Wow! Those numbers are phenomenal, and shed a very positive light on Aurora as a host community.
If you haven’t been to the center lately, do yourself, and your family, a favor and go spend some time exploring a true Nebraska gem.
Hearing sheds light on need for universal service funding

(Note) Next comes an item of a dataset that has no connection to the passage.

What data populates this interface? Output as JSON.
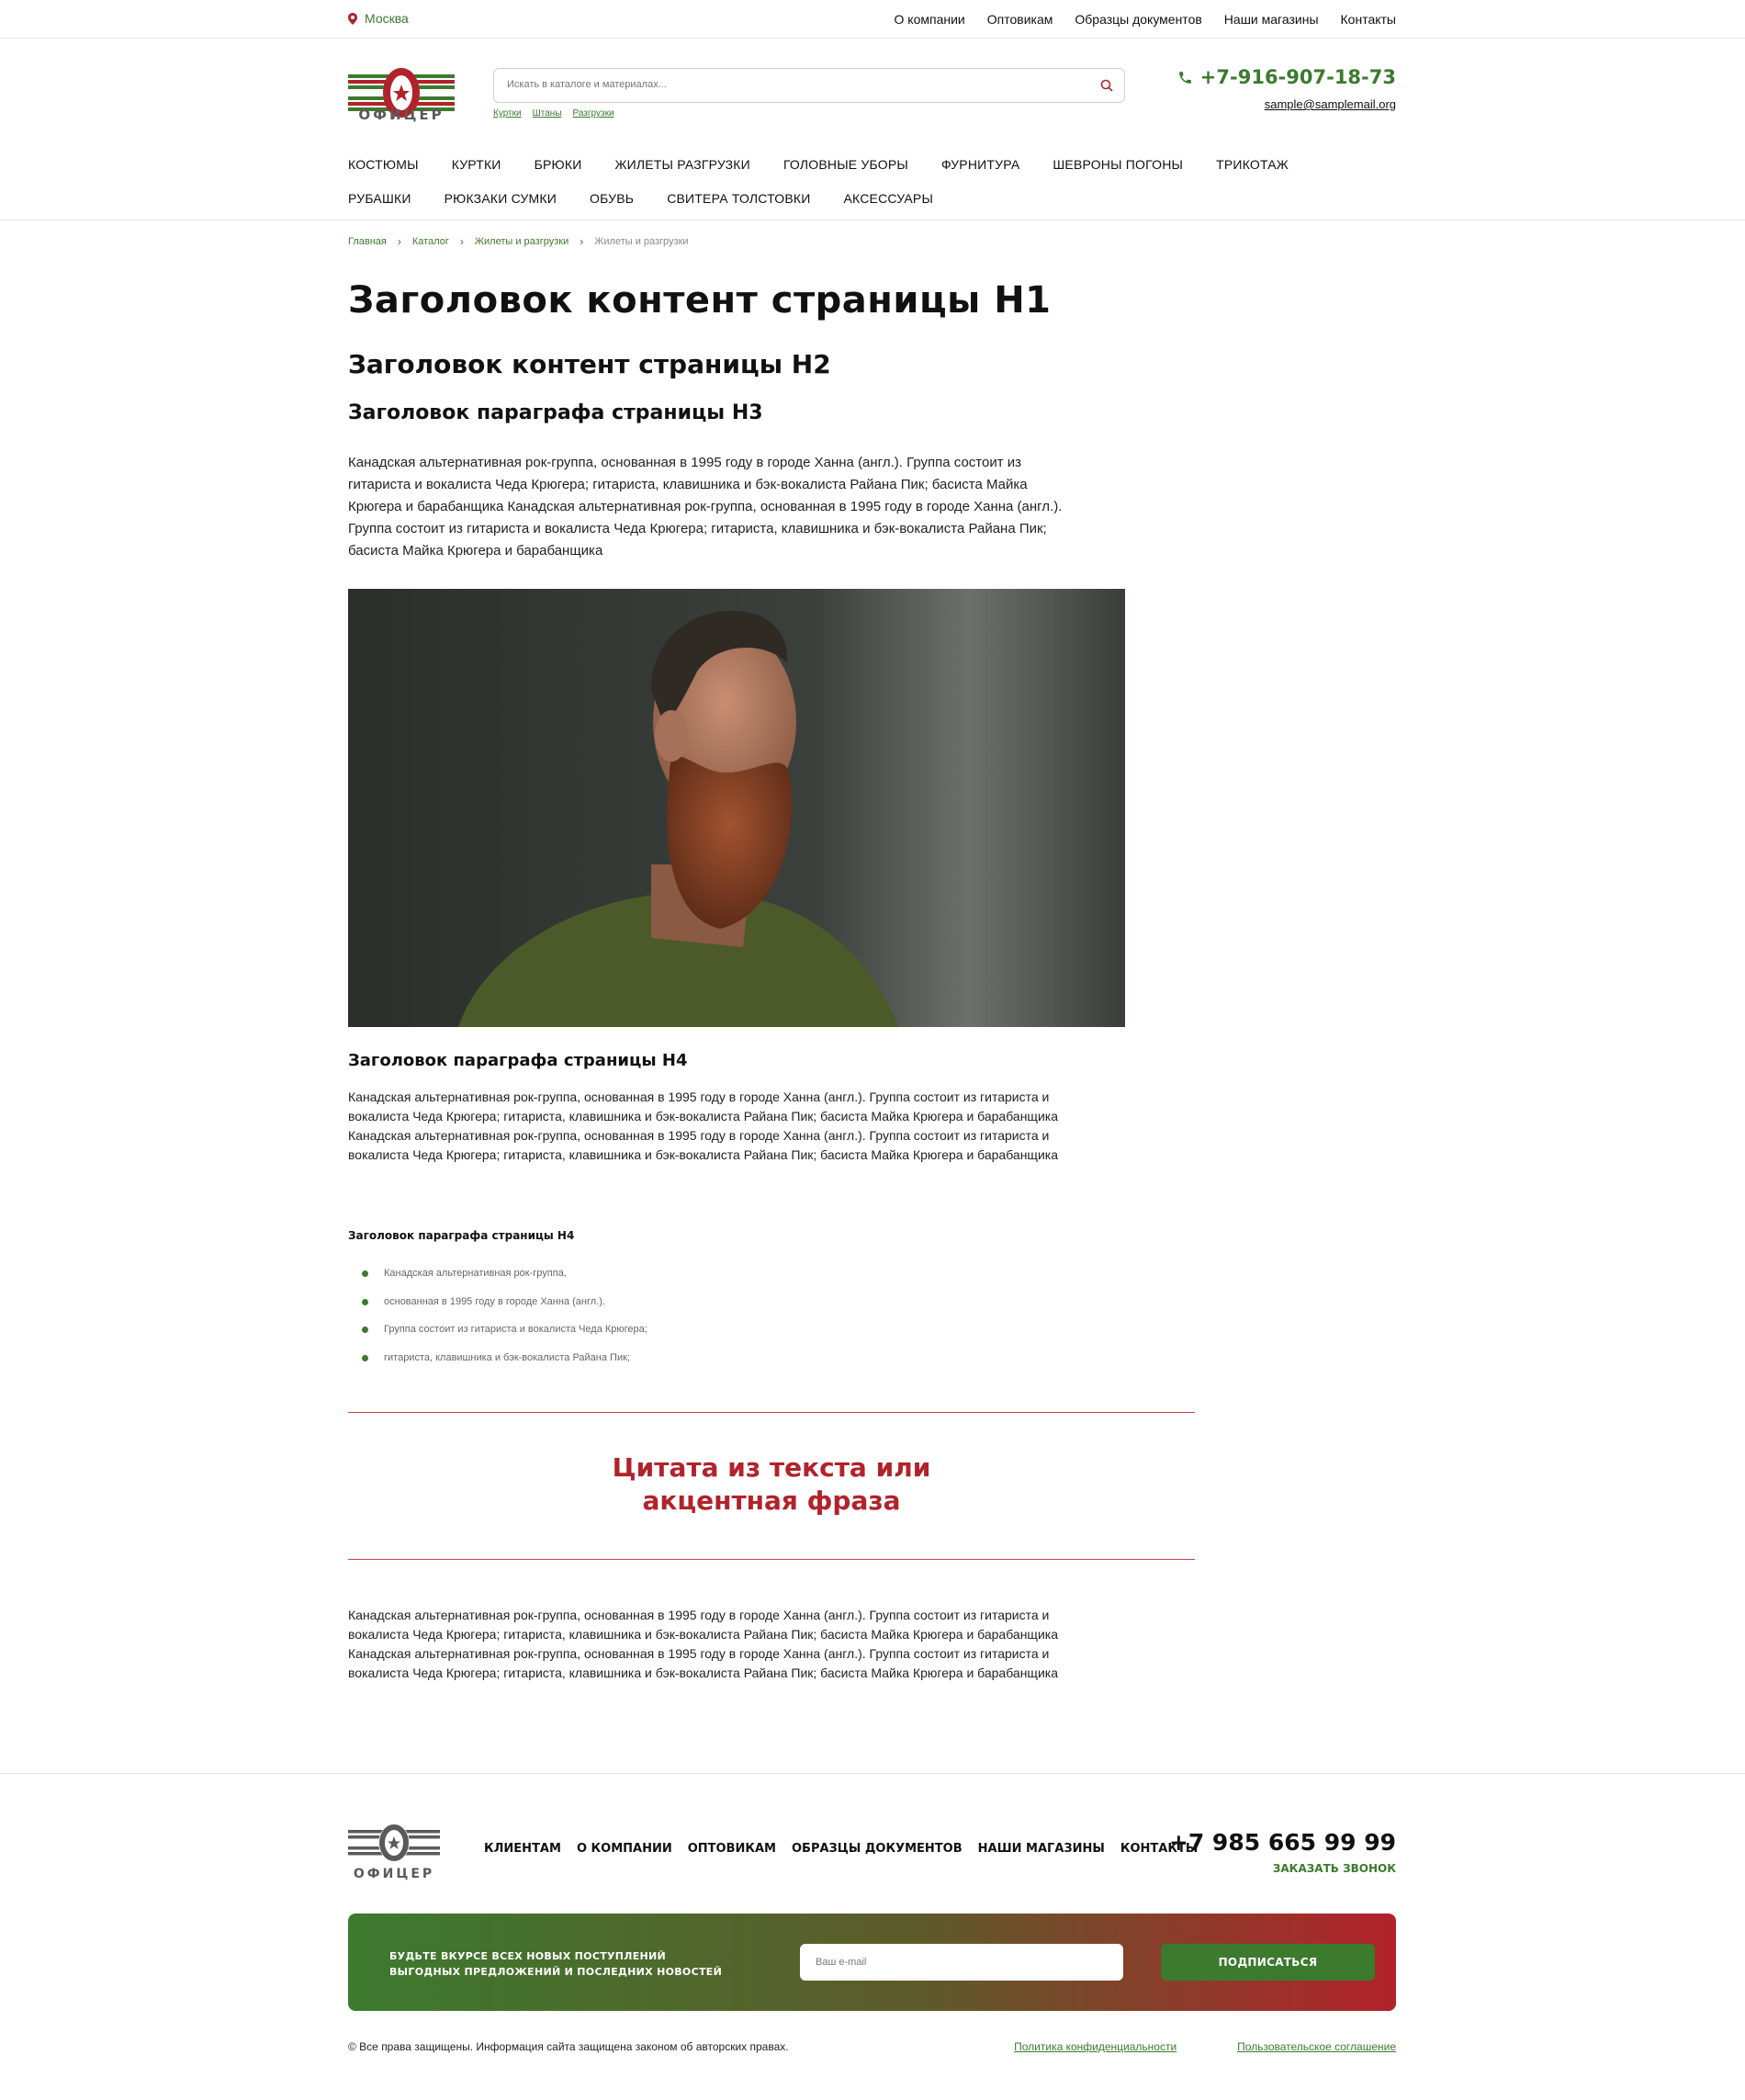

Rural America needs and deserves access to high-speed Internet services. On that point you’ll get no argument here in Nebraska, a case made loudly and clearly last week in Aurora during one of three public hearings conducted by the Nebraska Legislature’s Transportation and Telecommunications Committee. It’s expensive to extend fiber optics to rural customers, which is why a combination of state and federal universal service funding has become so critical. Dist. 34 Sen. Annette Dubas, who chairs the committee, got a lot of people’s attention by calling for an interim study of how the state gathers and spends its universal service (USF) dollars. That point became clear when we saw as many lobbyists on hand for the hearing in Aurora as citizens and industry representatives. The stakes are very high indeed, as the federal USF disbursed a reported $86 million to telecommunications companies in Nebraska in 2012, and a total of $4.5 billion nationwide. Those are big dollars, but the fact is it’s expensive to install, maintain and constantly upgrade telecommunications infrastructure, especially in a rural environment. Hamilton Telecommunications here in Aurora noted, for example, that it cost between $10,000 and $20,000 per mile to install fiber optics in its “three-mile project” to rural customers. Those rural customers represent only 4 percent of America, Dubas reported, though she is determined to make the 4 percent argument. Based on what we heard last week, it is a very, very convincing argument that needs to be heard. Nebraska residents and businesses are doing some amazing things, based in large part on reliable broadband access. Health care providers are offering cutting-edge services, which not only makes them competitive, but helps save lives; telecommuters are working in a vast array of high-paying job sectors from the comfort of their home; entrepreneurs are creating jobs and opportunity; and ag producers are able to run high-tech precision equipment and access market information that directly affects the state’s largest industry. The final day of testimony, however, indicates that Nebraska policy makers should not rely on continued federal USF support. Committee members were told in no uncertain terms that federal funds are receding, which is not surprising given the current state of affairs in Washington, and those funds that remain are clouded with legal and regulatory uncertainty. The committee’s final report should motivate state lawmakers to insure that Nebraska’s universal services funding program remains a top priority and further still to consider if rural telecommunications infrastructure is worthy of additional financial resources. It’s a good investment for all concerned. Kurt Johnson